TASK ITEM - The answer should contain each record below, repeated exactly.

[Dataset rows for apps and sites]
------------------------------------

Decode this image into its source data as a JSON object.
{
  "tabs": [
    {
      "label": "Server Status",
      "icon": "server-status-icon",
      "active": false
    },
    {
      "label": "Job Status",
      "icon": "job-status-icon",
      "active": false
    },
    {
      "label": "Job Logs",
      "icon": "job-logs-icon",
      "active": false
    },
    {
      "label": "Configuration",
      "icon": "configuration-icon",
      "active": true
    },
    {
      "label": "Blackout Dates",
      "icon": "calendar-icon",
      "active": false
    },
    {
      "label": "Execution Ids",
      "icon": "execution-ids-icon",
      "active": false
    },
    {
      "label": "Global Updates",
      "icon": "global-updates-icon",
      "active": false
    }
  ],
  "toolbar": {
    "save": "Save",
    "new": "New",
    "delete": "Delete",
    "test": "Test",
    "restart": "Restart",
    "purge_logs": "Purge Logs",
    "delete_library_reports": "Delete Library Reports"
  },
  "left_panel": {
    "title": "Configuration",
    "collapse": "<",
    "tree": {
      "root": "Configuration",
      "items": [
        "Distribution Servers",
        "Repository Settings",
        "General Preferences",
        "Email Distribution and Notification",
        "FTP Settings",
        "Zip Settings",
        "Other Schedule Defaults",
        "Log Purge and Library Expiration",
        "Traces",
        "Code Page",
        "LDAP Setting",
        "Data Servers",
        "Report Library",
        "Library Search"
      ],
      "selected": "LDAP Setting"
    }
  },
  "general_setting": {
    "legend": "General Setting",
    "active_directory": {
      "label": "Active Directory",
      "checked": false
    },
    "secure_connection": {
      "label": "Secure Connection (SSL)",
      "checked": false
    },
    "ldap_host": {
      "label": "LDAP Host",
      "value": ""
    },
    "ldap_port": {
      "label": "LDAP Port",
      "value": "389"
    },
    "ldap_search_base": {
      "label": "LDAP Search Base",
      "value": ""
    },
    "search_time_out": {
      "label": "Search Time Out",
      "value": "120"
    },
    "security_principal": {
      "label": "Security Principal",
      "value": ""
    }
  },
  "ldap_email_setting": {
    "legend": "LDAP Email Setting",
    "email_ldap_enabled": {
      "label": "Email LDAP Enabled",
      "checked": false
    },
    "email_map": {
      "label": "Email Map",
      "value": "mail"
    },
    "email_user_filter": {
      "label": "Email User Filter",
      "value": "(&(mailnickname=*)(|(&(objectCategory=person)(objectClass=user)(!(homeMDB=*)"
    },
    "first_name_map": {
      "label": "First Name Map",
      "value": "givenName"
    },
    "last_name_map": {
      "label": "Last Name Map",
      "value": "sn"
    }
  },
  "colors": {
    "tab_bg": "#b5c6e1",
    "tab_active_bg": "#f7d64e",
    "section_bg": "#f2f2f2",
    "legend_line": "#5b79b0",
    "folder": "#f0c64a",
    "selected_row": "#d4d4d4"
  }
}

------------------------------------

WRITTEN ANSWER -
Decode this image into its source data as a JSON object.
{
  "tabs": [
    {
      "label": "Server Status",
      "icon": "server-status-icon",
      "active": false
    },
    {
      "label": "Job Status",
      "icon": "job-status-icon",
      "active": false
    },
    {
      "label": "Job Logs",
      "icon": "job-logs-icon",
      "active": false
    },
    {
      "label": "Configuration",
      "icon": "configuration-icon",
      "active": true
    },
    {
      "label": "Blackout Dates",
      "icon": "calendar-icon",
      "active": false
    },
    {
      "label": "Execution Ids",
      "icon": "execution-ids-icon",
      "active": false
    },
    {
      "label": "Global Updates",
      "icon": "global-updates-icon",
      "active": false
    }
  ],
  "toolbar": {
    "save": "Save",
    "new": "New",
    "delete": "Delete",
    "test": "Test",
    "restart": "Restart",
    "purge_logs": "Purge Logs",
    "delete_library_reports": "Delete Library Reports"
  },
  "left_panel": {
    "title": "Configuration",
    "collapse": "<",
    "tree": {
      "root": "Configuration",
      "items": [
        "Distribution Servers",
        "Repository Settings",
        "General Preferences",
        "Email Distribution and Notification",
        "FTP Settings",
        "Zip Settings",
        "Other Schedule Defaults",
        "Log Purge and Library Expiration",
        "Traces",
        "Code Page",
        "LDAP Setting",
        "Data Servers",
        "Report Library",
        "Library Search"
      ],
      "selected": "LDAP Setting"
    }
  },
  "general_setting": {
    "legend": "General Setting",
    "active_directory": {
      "label": "Active Directory",
      "checked": false
    },
    "secure_connection": {
      "label": "Secure Connection (SSL)",
      "checked": false
    },
    "ldap_host": {
      "label": "LDAP Host",
      "value": ""
    },
    "ldap_port": {
      "label": "LDAP Port",
      "value": "389"
    },
    "ldap_search_base": {
      "label": "LDAP Search Base",
      "value": ""
    },
    "search_time_out": {
      "label": "Search Time Out",
      "value": "120"
    },
    "security_principal": {
      "label": "Security Principal",
      "value": ""
    }
  },
  "ldap_email_setting": {
    "legend": "LDAP Email Setting",
    "email_ldap_enabled": {
      "label": "Email LDAP Enabled",
      "checked": false
    },
    "email_map": {
      "label": "Email Map",
      "value": "mail"
    },
    "email_user_filter": {
      "label": "Email User Filter",
      "value": "(&(mailnickname=*)(|(&(objectCategory=person)(objectClass=user)(!(homeMDB=*)"
    },
    "first_name_map": {
      "label": "First Name Map",
      "value": "givenName"
    },
    "last_name_map": {
      "label": "Last Name Map",
      "value": "sn"
    }
  },
  "colors": {
    "tab_bg": "#b5c6e1",
    "tab_active_bg": "#f7d64e",
    "section_bg": "#f2f2f2",
    "legend_line": "#5b79b0",
    "folder": "#f0c64a",
    "selected_row": "#d4d4d4"
  }
}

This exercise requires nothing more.